Homework time might be an issue for many parents as for some children it is seen as a continuation of school. Many parents discuss that homework is a daily power struggle for them and their children.
Here are some tips to help out with homework struggles:
1. Choose the best time:
Many parents assume that homework is best done as soon as the child comes back from school. However for some children school can be very tiring. Start by discussing together with your child the activities that need to be done after school. This will help them understand the task routine and also understand that homework and play are both chores that need to be set into the after school routine. Find a common time together and you might need to help out by choosing the time that you observe your child to be mostly energised. Some children might feel too tired after school or he might prefer to finish it off as soon as he is home. As parents we need to respect our children’s thresholds which for children who have sensory processing difficulties might be harder to regulate and control.
2. Visual aids, timers and rewards:
Children who are under responsive to sensations might need auditory and visual cues to promote their processing and prompt them towards task completion. You can set timers for individual tasks following which you give your child a movement break.
Sensory seeks will crave novelty so the use of rewards and timers might motivate them to work harder towards finishing their homework.
On the other for some children a timer might create anxiety so you might opt for other options such as creating checklists which help them visualise the pending tasks.
3. Sensory friendly homework spot
Some children work best in a quiet, distraction free environment. Others need to change positions frequently, others need to have alternative seating options or have the radio on. As a parent of sensory smart child, you need to find the best way to present the homework spot depending upon your child’s needs. Make sure you cater for those sensory needs so you can help your child regulate and cope better with such tasks. You might need to consult with your occupational therapist to help you find the best sensory strategies.
Try to make the homework spot a place where the child wants to be. Doing the homework at the dining table or in the living area is not the ideal handwriting spot for your child. Those spaces have specific functions and are mostly suited for other family tasks such as leisure or mealtime.

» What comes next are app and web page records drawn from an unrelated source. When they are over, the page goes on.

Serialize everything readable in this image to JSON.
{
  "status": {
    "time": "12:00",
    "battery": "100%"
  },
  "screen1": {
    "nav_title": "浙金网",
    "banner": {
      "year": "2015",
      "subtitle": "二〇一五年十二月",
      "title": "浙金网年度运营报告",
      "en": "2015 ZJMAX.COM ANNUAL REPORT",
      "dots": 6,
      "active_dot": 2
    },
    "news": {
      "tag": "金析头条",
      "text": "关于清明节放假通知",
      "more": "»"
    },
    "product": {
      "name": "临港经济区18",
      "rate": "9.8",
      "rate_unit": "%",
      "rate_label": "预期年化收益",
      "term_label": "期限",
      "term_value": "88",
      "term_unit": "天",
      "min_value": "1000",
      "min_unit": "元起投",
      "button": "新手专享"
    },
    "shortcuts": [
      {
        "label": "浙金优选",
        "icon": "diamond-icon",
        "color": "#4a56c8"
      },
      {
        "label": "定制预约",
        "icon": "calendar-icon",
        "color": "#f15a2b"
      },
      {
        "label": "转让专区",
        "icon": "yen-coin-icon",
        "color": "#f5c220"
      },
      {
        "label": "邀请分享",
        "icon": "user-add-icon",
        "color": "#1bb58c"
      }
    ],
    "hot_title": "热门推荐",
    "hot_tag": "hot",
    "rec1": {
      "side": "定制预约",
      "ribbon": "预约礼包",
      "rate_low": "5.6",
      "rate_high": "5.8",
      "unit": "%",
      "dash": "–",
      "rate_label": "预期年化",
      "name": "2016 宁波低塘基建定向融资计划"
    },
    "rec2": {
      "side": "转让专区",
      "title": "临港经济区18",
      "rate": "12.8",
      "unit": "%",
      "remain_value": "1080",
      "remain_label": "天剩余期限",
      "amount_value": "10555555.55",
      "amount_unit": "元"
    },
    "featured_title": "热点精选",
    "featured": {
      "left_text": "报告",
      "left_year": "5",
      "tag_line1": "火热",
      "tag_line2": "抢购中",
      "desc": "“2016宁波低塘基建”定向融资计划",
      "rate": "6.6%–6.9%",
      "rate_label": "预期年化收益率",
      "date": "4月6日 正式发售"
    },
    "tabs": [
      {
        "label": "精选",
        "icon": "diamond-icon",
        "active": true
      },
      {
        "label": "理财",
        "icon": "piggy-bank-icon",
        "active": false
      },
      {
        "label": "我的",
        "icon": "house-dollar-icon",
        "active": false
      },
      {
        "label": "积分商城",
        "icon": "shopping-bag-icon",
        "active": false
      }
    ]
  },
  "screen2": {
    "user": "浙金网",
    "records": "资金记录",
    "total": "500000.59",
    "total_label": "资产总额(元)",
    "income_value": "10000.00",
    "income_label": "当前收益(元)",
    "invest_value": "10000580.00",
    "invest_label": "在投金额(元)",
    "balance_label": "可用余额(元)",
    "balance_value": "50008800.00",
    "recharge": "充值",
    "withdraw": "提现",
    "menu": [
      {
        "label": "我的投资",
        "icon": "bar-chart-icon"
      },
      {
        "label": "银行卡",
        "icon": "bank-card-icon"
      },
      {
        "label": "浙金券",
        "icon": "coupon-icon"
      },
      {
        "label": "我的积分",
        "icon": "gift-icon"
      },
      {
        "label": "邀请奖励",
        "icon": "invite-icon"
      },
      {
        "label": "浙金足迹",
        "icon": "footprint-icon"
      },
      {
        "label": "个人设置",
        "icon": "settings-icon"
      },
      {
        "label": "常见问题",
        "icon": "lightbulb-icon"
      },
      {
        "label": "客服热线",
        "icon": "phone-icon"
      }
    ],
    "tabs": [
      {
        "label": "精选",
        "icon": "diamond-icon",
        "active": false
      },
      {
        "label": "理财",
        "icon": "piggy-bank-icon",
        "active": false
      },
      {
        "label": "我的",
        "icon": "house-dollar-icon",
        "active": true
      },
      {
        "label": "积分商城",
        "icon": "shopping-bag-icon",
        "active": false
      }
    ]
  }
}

4. Liaise with teacher
Some children might be refusing to do their homework because they are struggling but don’t know how to tell you. Avoid putting high expectations on your child and discuss with them what they are feeling during homework and school work. Reach out to their teacher and discuss in further detail their literacy and academic abilities. Discuss with their teacher the best way to address this issue such as decrease homework load and repeat previous lessons. If your child is struggling in such areas you might need to seek specialist advice from an educational psychologist or literacy specialist.
5. Mum and me playtime
Reward your child by finding the time to do an activity with them together after they finish off their work. Our busy lives might get in the way of acknowledging the importance of play and how we can simply reward by having fun together. If your child is a sensory craver try to carry out activities with intense sensory input while if your child has a sensory sensitive profile engage in more sedentary tasks. You might be lucky and find time to visit the local playground which will surely give your child a break from the home and daily chores.